RECORDS SUPPLIED:
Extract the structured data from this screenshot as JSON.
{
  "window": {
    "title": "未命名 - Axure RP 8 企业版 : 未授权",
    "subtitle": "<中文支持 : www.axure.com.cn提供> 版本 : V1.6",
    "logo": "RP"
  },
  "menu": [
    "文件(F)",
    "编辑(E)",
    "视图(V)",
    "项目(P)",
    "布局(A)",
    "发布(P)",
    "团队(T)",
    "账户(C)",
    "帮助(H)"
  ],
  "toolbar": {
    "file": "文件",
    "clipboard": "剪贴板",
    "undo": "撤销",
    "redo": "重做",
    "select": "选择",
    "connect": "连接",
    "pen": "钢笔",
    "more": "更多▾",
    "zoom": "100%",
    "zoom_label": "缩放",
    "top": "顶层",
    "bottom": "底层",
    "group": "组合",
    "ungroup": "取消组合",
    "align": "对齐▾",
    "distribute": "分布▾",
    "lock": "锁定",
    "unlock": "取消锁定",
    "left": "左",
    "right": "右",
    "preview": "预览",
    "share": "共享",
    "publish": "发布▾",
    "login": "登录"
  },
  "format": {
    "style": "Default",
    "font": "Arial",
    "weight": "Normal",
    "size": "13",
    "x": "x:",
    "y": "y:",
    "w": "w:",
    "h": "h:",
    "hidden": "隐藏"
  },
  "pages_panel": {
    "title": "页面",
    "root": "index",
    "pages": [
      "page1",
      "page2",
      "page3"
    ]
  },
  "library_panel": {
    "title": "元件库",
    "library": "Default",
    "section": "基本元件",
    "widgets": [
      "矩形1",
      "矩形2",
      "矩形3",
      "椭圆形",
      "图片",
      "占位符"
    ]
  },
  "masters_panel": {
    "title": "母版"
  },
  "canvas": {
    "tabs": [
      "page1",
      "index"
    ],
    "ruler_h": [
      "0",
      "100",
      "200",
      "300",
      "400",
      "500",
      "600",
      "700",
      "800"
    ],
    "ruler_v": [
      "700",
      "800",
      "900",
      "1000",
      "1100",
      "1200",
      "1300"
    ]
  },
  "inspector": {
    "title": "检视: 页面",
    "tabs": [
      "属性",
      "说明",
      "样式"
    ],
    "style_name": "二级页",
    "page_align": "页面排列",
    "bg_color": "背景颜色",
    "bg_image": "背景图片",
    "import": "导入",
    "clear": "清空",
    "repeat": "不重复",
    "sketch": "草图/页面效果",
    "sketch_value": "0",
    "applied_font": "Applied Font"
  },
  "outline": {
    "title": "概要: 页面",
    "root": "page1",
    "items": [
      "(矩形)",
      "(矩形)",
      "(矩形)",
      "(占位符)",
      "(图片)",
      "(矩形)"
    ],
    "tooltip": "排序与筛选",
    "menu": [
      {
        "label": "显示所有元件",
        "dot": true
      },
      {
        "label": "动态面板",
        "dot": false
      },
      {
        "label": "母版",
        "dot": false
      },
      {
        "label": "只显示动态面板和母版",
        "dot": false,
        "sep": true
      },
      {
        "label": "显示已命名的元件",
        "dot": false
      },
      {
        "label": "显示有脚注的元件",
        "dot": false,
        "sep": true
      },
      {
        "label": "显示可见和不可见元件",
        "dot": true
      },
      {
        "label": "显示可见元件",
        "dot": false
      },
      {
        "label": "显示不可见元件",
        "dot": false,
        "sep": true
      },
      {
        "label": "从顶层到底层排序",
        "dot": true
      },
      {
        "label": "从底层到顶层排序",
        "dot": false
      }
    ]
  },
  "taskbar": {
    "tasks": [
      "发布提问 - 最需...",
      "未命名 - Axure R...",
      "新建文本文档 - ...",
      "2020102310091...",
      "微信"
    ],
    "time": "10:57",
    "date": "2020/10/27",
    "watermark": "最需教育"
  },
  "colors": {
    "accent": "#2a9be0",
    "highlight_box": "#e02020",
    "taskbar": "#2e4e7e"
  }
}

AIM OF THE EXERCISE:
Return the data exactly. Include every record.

RESPONSE TO THE TASK:
Extract the structured data from this screenshot as JSON.
{
  "window": {
    "title": "未命名 - Axure RP 8 企业版 : 未授权",
    "subtitle": "<中文支持 : www.axure.com.cn提供> 版本 : V1.6",
    "logo": "RP"
  },
  "menu": [
    "文件(F)",
    "编辑(E)",
    "视图(V)",
    "项目(P)",
    "布局(A)",
    "发布(P)",
    "团队(T)",
    "账户(C)",
    "帮助(H)"
  ],
  "toolbar": {
    "file": "文件",
    "clipboard": "剪贴板",
    "undo": "撤销",
    "redo": "重做",
    "select": "选择",
    "connect": "连接",
    "pen": "钢笔",
    "more": "更多▾",
    "zoom": "100%",
    "zoom_label": "缩放",
    "top": "顶层",
    "bottom": "底层",
    "group": "组合",
    "ungroup": "取消组合",
    "align": "对齐▾",
    "distribute": "分布▾",
    "lock": "锁定",
    "unlock": "取消锁定",
    "left": "左",
    "right": "右",
    "preview": "预览",
    "share": "共享",
    "publish": "发布▾",
    "login": "登录"
  },
  "format": {
    "style": "Default",
    "font": "Arial",
    "weight": "Normal",
    "size": "13",
    "x": "x:",
    "y": "y:",
    "w": "w:",
    "h": "h:",
    "hidden": "隐藏"
  },
  "pages_panel": {
    "title": "页面",
    "root": "index",
    "pages": [
      "page1",
      "page2",
      "page3"
    ]
  },
  "library_panel": {
    "title": "元件库",
    "library": "Default",
    "section": "基本元件",
    "widgets": [
      "矩形1",
      "矩形2",
      "矩形3",
      "椭圆形",
      "图片",
      "占位符"
    ]
  },
  "masters_panel": {
    "title": "母版"
  },
  "canvas": {
    "tabs": [
      "page1",
      "index"
    ],
    "ruler_h": [
      "0",
      "100",
      "200",
      "300",
      "400",
      "500",
      "600",
      "700",
      "800"
    ],
    "ruler_v": [
      "700",
      "800",
      "900",
      "1000",
      "1100",
      "1200",
      "1300"
    ]
  },
  "inspector": {
    "title": "检视: 页面",
    "tabs": [
      "属性",
      "说明",
      "样式"
    ],
    "style_name": "二级页",
    "page_align": "页面排列",
    "bg_color": "背景颜色",
    "bg_image": "背景图片",
    "import": "导入",
    "clear": "清空",
    "repeat": "不重复",
    "sketch": "草图/页面效果",
    "sketch_value": "0",
    "applied_font": "Applied Font"
  },
  "outline": {
    "title": "概要: 页面",
    "root": "page1",
    "items": [
      "(矩形)",
      "(矩形)",
      "(矩形)",
      "(占位符)",
      "(图片)",
      "(矩形)"
    ],
    "tooltip": "排序与筛选",
    "menu": [
      {
        "label": "显示所有元件",
        "dot": true
      },
      {
        "label": "动态面板",
        "dot": false
      },
      {
        "label": "母版",
        "dot": false
      },
      {
        "label": "只显示动态面板和母版",
        "dot": false,
        "sep": true
      },
      {
        "label": "显示已命名的元件",
        "dot": false
      },
      {
        "label": "显示有脚注的元件",
        "dot": false,
        "sep": true
      },
      {
        "label": "显示可见和不可见元件",
        "dot": true
      },
      {
        "label": "显示可见元件",
        "dot": false
      },
      {
        "label": "显示不可见元件",
        "dot": false,
        "sep": true
      },
      {
        "label": "从顶层到底层排序",
        "dot": true
      },
      {
        "label": "从底层到顶层排序",
        "dot": false
      }
    ]
  },
  "taskbar": {
    "tasks": [
      "发布提问 - 最需...",
      "未命名 - Axure R...",
      "新建文本文档 - ...",
      "2020102310091...",
      "微信"
    ],
    "time": "10:57",
    "date": "2020/10/27",
    "watermark": "最需教育"
  },
  "colors": {
    "accent": "#2a9be0",
    "highlight_box": "#e02020",
    "taskbar": "#2e4e7e"
  }
}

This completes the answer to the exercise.